The cell phone owner was evidently very popular that night because it went off again a few moments later. Craig urged the owner, “Come on. Don’t be embarrassed. We’ll wait. Just turn it off.”

Without having seen the video (I’ve tried but the TMZ site is overloaded and they shut the YouTube site down) My guess is the phone belonged to a woman who was scrambling to find it in her purse after it went off.

Kudos to Craig and Jackman for managing to work a rude interruption into the texture of their play. Stars everywhere are having to compete for the attention of the members of their audiences with cell phones, IPODS, TREOS and people who just don’t have the courtesy to stop talking once the lights go down. If you listen to the recording of Tori Amos playing Little Earthquakes at a concert in Montreal, you can hear her stop in the middle and scold some members of the audience who are talking rather than listening.

Bill and I went to see a Neal Diamond concert a few years ago that was completely ruined for us by the guy sitting behind us who loudly screamed along with Diamond on every song, completely drowning out the voice we had paid big bucks to hear.

I have a theory that a lot of this decline in civility started with the advent of videotapes. It used to be that people could only see movies in theaters, or wait several years for them to be shown on television. However, when people started being able to watch nearly first run movies in the comfort of their own home, they could make as much noise as they wanted. If you missed something someone said because your mother called on the phone, no problem. Just stop and rewind. If you wanted to shout out whodunnit halfway through the video, no problem. If you wanted to stand up and dance around the living room while John Travolta and Olivia Newton John were singing on screen, no problem.

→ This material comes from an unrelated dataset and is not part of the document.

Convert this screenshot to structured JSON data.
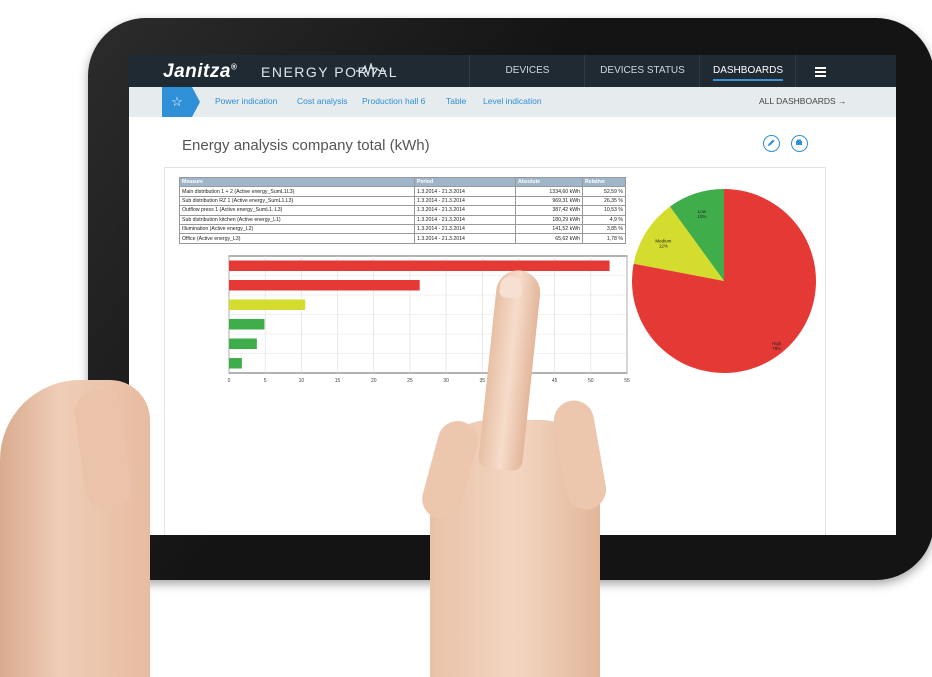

Thanks to the ability to watch movies and concerts in the comfort of our own homes, we have forgotten how to act when we are out in public, sitting in an auditorium with other people who have paid a lot of money to see the same show we are seeing. We’re used to talking, listening to our IPODS, dancing, pausing the action, rewinding, restarting and in essence doing whatever we want while the show is playing. We’ve lost sight of the fact that in live theater, there is no pause button.